TODAY'S PAPER
Good Morning
Good Morning
SportsColumnistsDavid Lennon

Now Mets — and their opponents — have to deal with coronavirus issues

Empty stands are seen at Citi Field before

Empty stands are seen at Citi Field before an MLB game between the Mets and the Red Sox on July 29. Credit: Kathleen Malone-Van Dyke

The first thing that came to mind Thursday afternoon when the coronavirus struck the Mets — during their trip to Miami, imagine that — was the ominous statement from Marcus Stroman just over a week ago.

The timing of Stroman’s decision to opt out was called into question, based on his already reaching his service-time requirement for free agency. But he also left us with these parting words in his explanation.

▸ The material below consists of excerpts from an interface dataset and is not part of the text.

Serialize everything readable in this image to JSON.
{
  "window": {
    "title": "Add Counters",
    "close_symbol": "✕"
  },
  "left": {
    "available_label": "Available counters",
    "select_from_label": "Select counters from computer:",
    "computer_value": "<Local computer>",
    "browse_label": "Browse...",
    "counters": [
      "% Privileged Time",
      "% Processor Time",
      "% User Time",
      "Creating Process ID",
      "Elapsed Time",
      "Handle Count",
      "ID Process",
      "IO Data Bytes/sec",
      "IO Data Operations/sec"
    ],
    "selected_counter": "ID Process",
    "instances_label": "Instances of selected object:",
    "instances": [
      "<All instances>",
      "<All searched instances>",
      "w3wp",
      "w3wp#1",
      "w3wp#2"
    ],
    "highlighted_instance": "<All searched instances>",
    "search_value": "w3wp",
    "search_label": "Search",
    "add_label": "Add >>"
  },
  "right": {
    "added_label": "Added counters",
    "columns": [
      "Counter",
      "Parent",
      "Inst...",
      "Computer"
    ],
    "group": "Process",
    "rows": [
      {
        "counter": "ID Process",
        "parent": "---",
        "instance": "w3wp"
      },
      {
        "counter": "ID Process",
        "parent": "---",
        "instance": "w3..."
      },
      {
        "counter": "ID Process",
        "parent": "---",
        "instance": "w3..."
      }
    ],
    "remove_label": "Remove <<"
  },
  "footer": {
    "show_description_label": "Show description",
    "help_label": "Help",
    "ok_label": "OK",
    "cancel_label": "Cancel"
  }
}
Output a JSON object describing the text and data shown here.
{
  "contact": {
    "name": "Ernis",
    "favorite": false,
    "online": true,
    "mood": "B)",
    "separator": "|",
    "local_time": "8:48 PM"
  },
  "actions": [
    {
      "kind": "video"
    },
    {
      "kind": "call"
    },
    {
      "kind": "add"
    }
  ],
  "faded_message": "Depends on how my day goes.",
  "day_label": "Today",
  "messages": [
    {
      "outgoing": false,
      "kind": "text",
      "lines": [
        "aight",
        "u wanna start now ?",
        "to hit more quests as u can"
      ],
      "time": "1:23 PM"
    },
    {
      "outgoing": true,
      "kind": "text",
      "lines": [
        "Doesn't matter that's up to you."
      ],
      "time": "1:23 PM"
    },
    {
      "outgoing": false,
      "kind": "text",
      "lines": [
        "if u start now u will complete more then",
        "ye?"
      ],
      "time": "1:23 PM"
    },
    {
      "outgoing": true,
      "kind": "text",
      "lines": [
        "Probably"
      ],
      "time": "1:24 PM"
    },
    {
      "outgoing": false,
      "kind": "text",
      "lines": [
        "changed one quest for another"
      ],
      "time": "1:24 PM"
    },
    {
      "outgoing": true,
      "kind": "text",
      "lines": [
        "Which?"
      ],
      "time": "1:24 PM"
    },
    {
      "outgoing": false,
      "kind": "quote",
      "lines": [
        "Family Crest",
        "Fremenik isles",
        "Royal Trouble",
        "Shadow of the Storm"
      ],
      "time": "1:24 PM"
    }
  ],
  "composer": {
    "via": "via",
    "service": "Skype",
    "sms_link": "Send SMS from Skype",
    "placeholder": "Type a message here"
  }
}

“You see us going to Florida soon,” Stroman said. “That was a big discussion I had with my family. Going to see the Marlins soon, that’s something I don’t want to be in that situation.”

This is why. Because the Mets  now are immersed in everyone’s worst-case scenario, dealing with two cases of COVID-19, a player and coach, that already postponed Thursday’s game with the Marlins and Friday’s Subway Series opener against the Yankees at Citi Field.

The Mets chose to fly back to New York on Thursday night, but the two infected members of their traveling party remained in Miami, along with the people they had been in contact with. As we’ve discovered around baseball, however, this may be only the tip of the iceberg,  as even one or two cases typically leads to multiple COVID-19 positives and the shutdown of a team’s schedule for a varying length of time.

The Marlins had 18 players test positive in a matter of days within the season’s first week. The Cardinals followed with nine players and seven staffers. Because COVID-19 spreads quickly and silently, the virus is frighteningly effective at cracking the best clubhouse defenses. Once a single person is infected, the only recourse is isolation, more rapid testing and contact tracing.

Despite Stroman’s cautionary words, he did praise the Mets for diligently adhering to MLB’s protocols and going beyond the minimum to protect the players. None of the Mets had ever mentioned being concerned about their safety, other than the informed risk that comes with playing in 2020.

“It’s something we have to trust,” manager Luis Rojas said last month. “We’re optimistic that moving forward, it should help keep guys healthy, which is a priority.”

It does. For a while. But any team that heads to Miami — one of the nation’s hottest of hot zones for the virus — is amplifying the risk to a potentially dangerous degree. We’re not saying this was bound to happen, but how can anyone possibly be surprised? Stroman essentially called it.

By now, we’re all familiar with the precautions: washing hands, wearing masks, social distancing. But none of this is 100%  guaranteed effective, and mistakes do happen. Fortunately, to this point, the vast majority of cases have been either mild or asymptomatic, other than Red Sox ace Eduardo Rodriguez, who is sidelined for the season because of myocarditis, a heart-related complication of the coronavirus.

Where the virus really has caused havoc is with the schedule. Counting the Mets, the total number of games postponed is  up to 35 — affecting 14 teams — with more certain to follow. Given the time needed to run through the necessary protocols, or what MLB likes to phrase as “an abundance of caution,” this Subway Series is likely to be delayed further, with the potential to create three days of seven-inning doubleheaders next weekend.

The Yankees are among the clubs who are well-schooled in these emergency procedures. While they’ve had their own cases — Aroldis Chapman, DJ LeMahieu and Luis Cessa — those all happened before Opening Day and didn’t disrupt the season. The Yankees’ schedule went sideways early on because of the Phillies, who were derailed by the Marlins’ growing outbreak in Philadelphia. As a result, the Yankees had to uproot travel plans and play the Orioles in Baltimore instead.

“It’s difficult, and as we’ve said, 2020 is like no other year,” Aaron Boone said Thursday after the Yankees’ 10-5 loss to the Rays. “In a way, we know what we signed up for. We knew that at times there was going to be challenges, obviously. We’ve already faced our own challenges. Other teams have had it significantly worse with actual outbreaks and things, so we’ll just continue to try and do our best and our part to be able to safely play games.”

The Mets have no way of knowing when they’ll be able to do so again. In these situations, MLB typically stretches out the wait, to allow for another day or two of testing on top of the standard protocols, just to be safe.

Whether this whole 2020 baseball undertaking is safe is another story. Wednesday marked the first time all season that MLB did not have a game postponed by the coronavirus — just rain — and the Mets ended that dubious accomplishment at one.

All the Mets can do now is try to contain the spread, hope for a speedy recovery and resume a season that showed a glimmer of excitement with three much-needed wins in Miami. At the moment, they have much bigger problems than losing.  

New York Sports